(Host) Federal regulators are close to issuing a new 20-year license for the Vermont Yankee nuclear power plant.
As VPR’s John Dillon reports, a Nuclear Regulatory Commission vote this week could clear the way for Yankee’s license extension.
(Dillon) Yankee is scheduled to close in March of next year when its current license expires.
But a year ahead of the scheduled shutdown, Yankee is on track to win federal approval for a new 20-year license. Neil Sheehan is spokesman for the NRC. He said the five-member commission is scheduled to vote Thursday on an appeal brought by an anti-nuclear group.
(Sheehan) "So if the commission were to turn down the appeal … that would be the last remaining piece of business regarding the license renewal application for Vermont Yankee. Then, if the commission were to do that, then it could authorize the staff to issue a license renewal."
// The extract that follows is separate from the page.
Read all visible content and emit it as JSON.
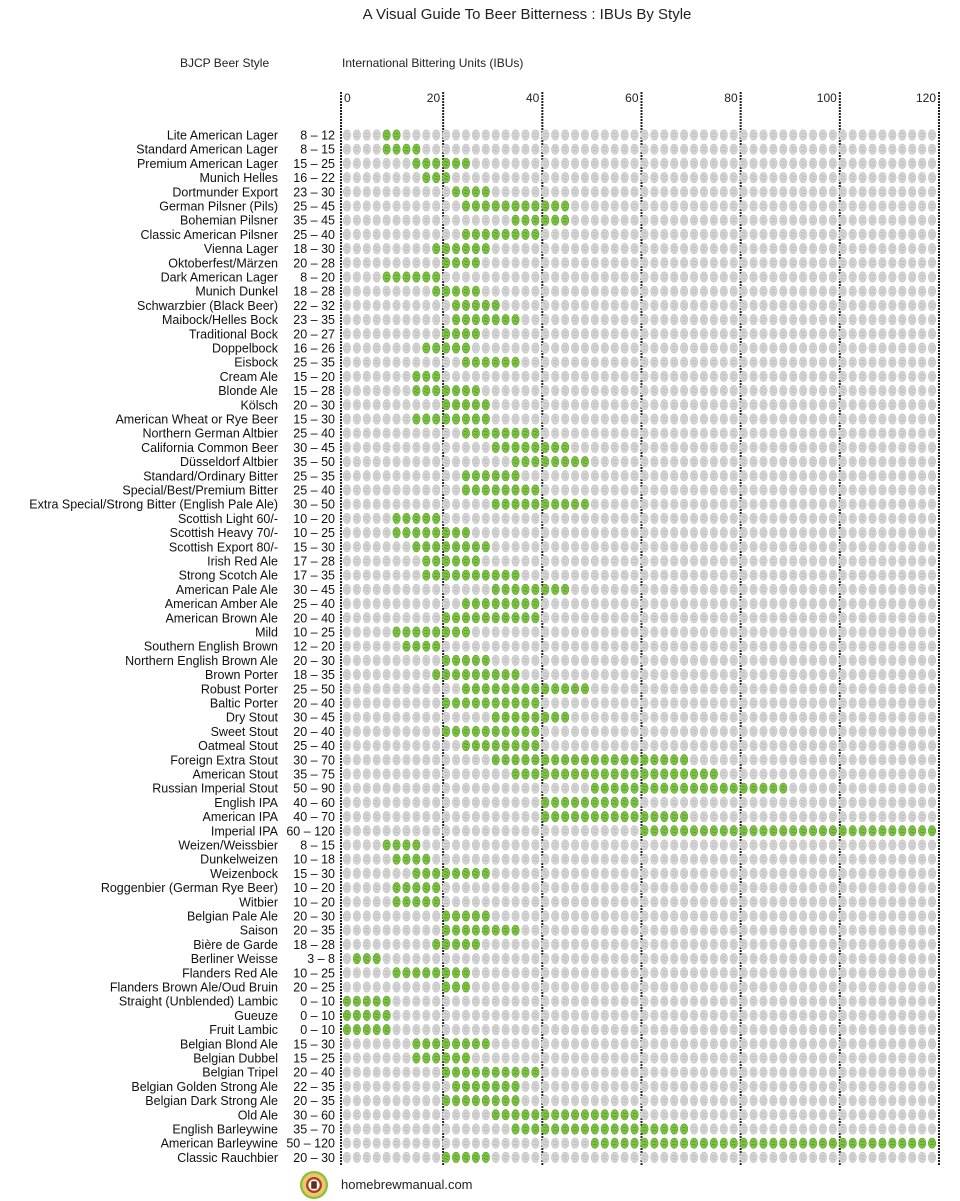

(Dillon) Vermont Yankee critics said NRC approval was expected, given that the commission has never rejected a license renewal application. Bob Stannard is a lobbyist for Citizens Action Network.
(Stannard) "The former chair of the NRC stated at a public meeting that they were on a mission to relicense all 104 nuclear plants. So all we can conclude here is that they’re inking up their rubber stamp pad and preparing to do what they’ve been wanting to do for some time."
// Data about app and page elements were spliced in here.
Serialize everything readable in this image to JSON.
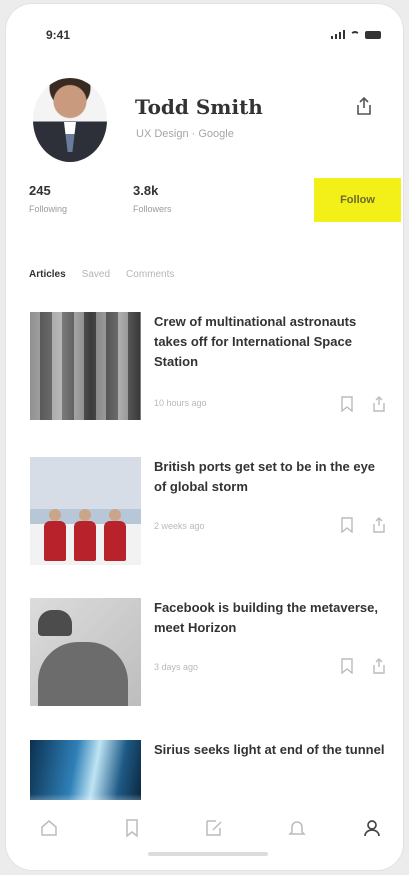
{
  "status_bar": {
    "time": "9:41"
  },
  "profile": {
    "name": "Todd Smith",
    "subtitle": "UX Design · Google",
    "stats": [
      {
        "value": "245",
        "label": "Following"
      },
      {
        "value": "3.8k",
        "label": "Followers"
      }
    ],
    "follow_label": "Follow"
  },
  "tabs": [
    {
      "label": "Articles",
      "active": true
    },
    {
      "label": "Saved",
      "active": false
    },
    {
      "label": "Comments",
      "active": false
    }
  ],
  "articles": [
    {
      "title": "Crew of multinational astronauts takes off for International Space Station",
      "time": "10 hours ago"
    },
    {
      "title": "British ports get set to be in the eye of global storm",
      "time": "2 weeks ago"
    },
    {
      "title": "Facebook is building the metaverse, meet Horizon",
      "time": "3 days ago"
    },
    {
      "title": "Sirius seeks light at end of the tunnel",
      "time": ""
    }
  ],
  "bottom_nav": [
    {
      "icon": "home-icon"
    },
    {
      "icon": "bookmark-icon"
    },
    {
      "icon": "edit-icon"
    },
    {
      "icon": "bell-icon"
    },
    {
      "icon": "profile-icon",
      "active": true
    }
  ],
  "colors": {
    "accent": "#f3ef18",
    "text": "#333333",
    "muted": "#b5b5b5"
  }
}
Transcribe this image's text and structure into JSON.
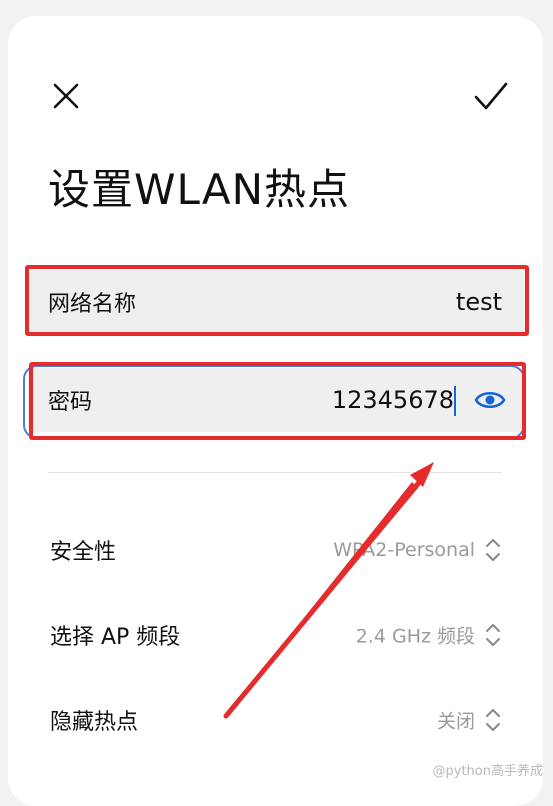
{
  "header": {
    "title": "设置WLAN热点",
    "close_icon": "close-icon",
    "confirm_icon": "check-icon"
  },
  "fields": {
    "network_name": {
      "label": "网络名称",
      "value": "test"
    },
    "password": {
      "label": "密码",
      "value": "12345678",
      "icon": "eye-icon"
    }
  },
  "settings": [
    {
      "label": "安全性",
      "value": "WPA2-Personal"
    },
    {
      "label": "选择 AP 频段",
      "value": "2.4 GHz 频段"
    },
    {
      "label": "隐藏热点",
      "value": "关闭"
    }
  ],
  "watermark": "@python高手养成",
  "colors": {
    "accent": "#1565d8",
    "annotation": "#e52b2b",
    "secondary_text": "#9a9a9a"
  }
}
(Dillon) But while federal approval is likely, Yankee also needs permission from the Vermont Legislature and state regulators. The Senate voted last year against license extension. James Moore is with the Vermont Public Interest Research Group.
(Moore) "It’s a good thing that the federal bureaucrats aren’t the only ones who have a say in this matter. It’s an issue that is of critical importance to Vermont’s energy future and that’s why our state legislators are weighing in on it and are going to make sure it retires on schedule in 2012."
(Dillon) Bills have been introduced in the Statehouse that would remove the requirement for legislative approval, but it’s not likely those bills will pass.
For VPR News, I’m John Dillon in Montpelier.